* [Excerpted data]:

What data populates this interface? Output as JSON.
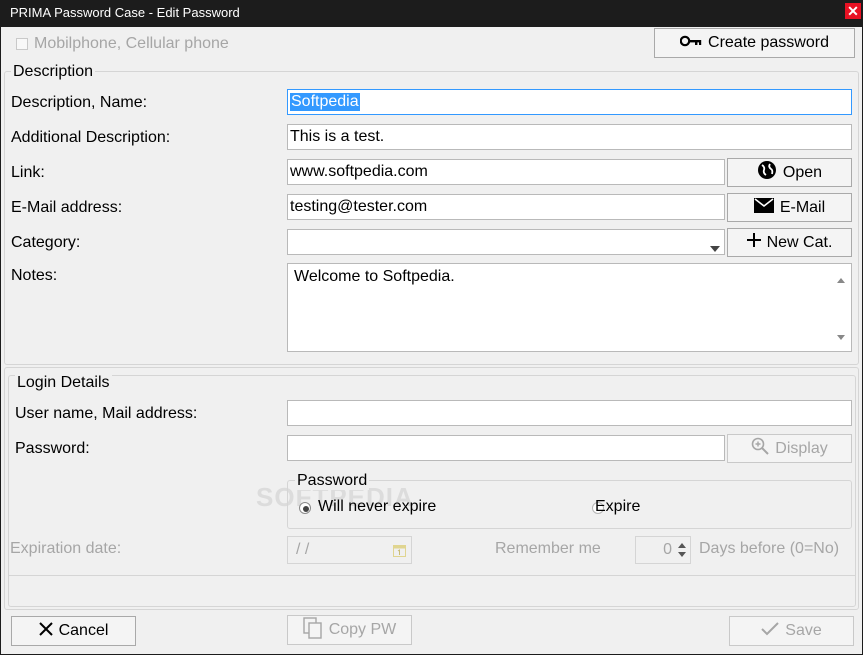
{
  "window": {
    "title": "PRIMA Password Case - Edit Password",
    "close_glyph": "✕"
  },
  "top": {
    "mobile_label": "Mobilphone, Cellular phone",
    "create_password_label": "Create password"
  },
  "description": {
    "legend": "Description",
    "name_label": "Description, Name:",
    "name_value": "Softpedia",
    "additional_label": "Additional Description:",
    "additional_value": "This is a test.",
    "link_label": "Link:",
    "link_value": "www.softpedia.com",
    "open_label": "Open",
    "email_label": "E-Mail address:",
    "email_value": "testing@tester.com",
    "email_button_label": "E-Mail",
    "category_label": "Category:",
    "category_value": "",
    "new_cat_label": "New Cat.",
    "notes_label": "Notes:",
    "notes_value": "Welcome to Softpedia."
  },
  "login": {
    "legend": "Login Details",
    "username_label": "User name, Mail address:",
    "username_value": "",
    "password_label": "Password:",
    "password_value": "",
    "display_label": "Display",
    "pw_group_legend": "Password",
    "never_expire_label": "Will never expire",
    "expire_label": "Expire",
    "expiration_label": "Expiration date:",
    "expiration_value": " /  /",
    "remember_label": "Remember me",
    "remember_value": "0",
    "days_label": "Days before (0=No)",
    "watermark": "SOFTPEDIA"
  },
  "footer": {
    "cancel_label": "Cancel",
    "copy_pw_label": "Copy PW",
    "save_label": "Save"
  },
  "icons": {
    "key": "key-icon",
    "globe": "globe-icon",
    "mail": "envelope-icon",
    "plus": "plus-icon",
    "magnifier": "magnifier-icon",
    "cross": "cross-icon",
    "copy": "copy-icon",
    "check": "checkmark-icon",
    "calendar": "calendar-icon",
    "dropdown": "chevron-down-icon"
  },
  "colors": {
    "selection": "#3399ff",
    "titlebar": "#1c1c1c",
    "close": "#e81123"
  }
}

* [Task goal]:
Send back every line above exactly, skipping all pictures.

* [Answer section]:
What data populates this interface? Output as JSON.
{
  "window": {
    "title": "PRIMA Password Case - Edit Password",
    "close_glyph": "✕"
  },
  "top": {
    "mobile_label": "Mobilphone, Cellular phone",
    "create_password_label": "Create password"
  },
  "description": {
    "legend": "Description",
    "name_label": "Description, Name:",
    "name_value": "Softpedia",
    "additional_label": "Additional Description:",
    "additional_value": "This is a test.",
    "link_label": "Link:",
    "link_value": "www.softpedia.com",
    "open_label": "Open",
    "email_label": "E-Mail address:",
    "email_value": "testing@tester.com",
    "email_button_label": "E-Mail",
    "category_label": "Category:",
    "category_value": "",
    "new_cat_label": "New Cat.",
    "notes_label": "Notes:",
    "notes_value": "Welcome to Softpedia."
  },
  "login": {
    "legend": "Login Details",
    "username_label": "User name, Mail address:",
    "username_value": "",
    "password_label": "Password:",
    "password_value": "",
    "display_label": "Display",
    "pw_group_legend": "Password",
    "never_expire_label": "Will never expire",
    "expire_label": "Expire",
    "expiration_label": "Expiration date:",
    "expiration_value": " /  /",
    "remember_label": "Remember me",
    "remember_value": "0",
    "days_label": "Days before (0=No)",
    "watermark": "SOFTPEDIA"
  },
  "footer": {
    "cancel_label": "Cancel",
    "copy_pw_label": "Copy PW",
    "save_label": "Save"
  },
  "icons": {
    "key": "key-icon",
    "globe": "globe-icon",
    "mail": "envelope-icon",
    "plus": "plus-icon",
    "magnifier": "magnifier-icon",
    "cross": "cross-icon",
    "copy": "copy-icon",
    "check": "checkmark-icon",
    "calendar": "calendar-icon",
    "dropdown": "chevron-down-icon"
  },
  "colors": {
    "selection": "#3399ff",
    "titlebar": "#1c1c1c",
    "close": "#e81123"
  }
}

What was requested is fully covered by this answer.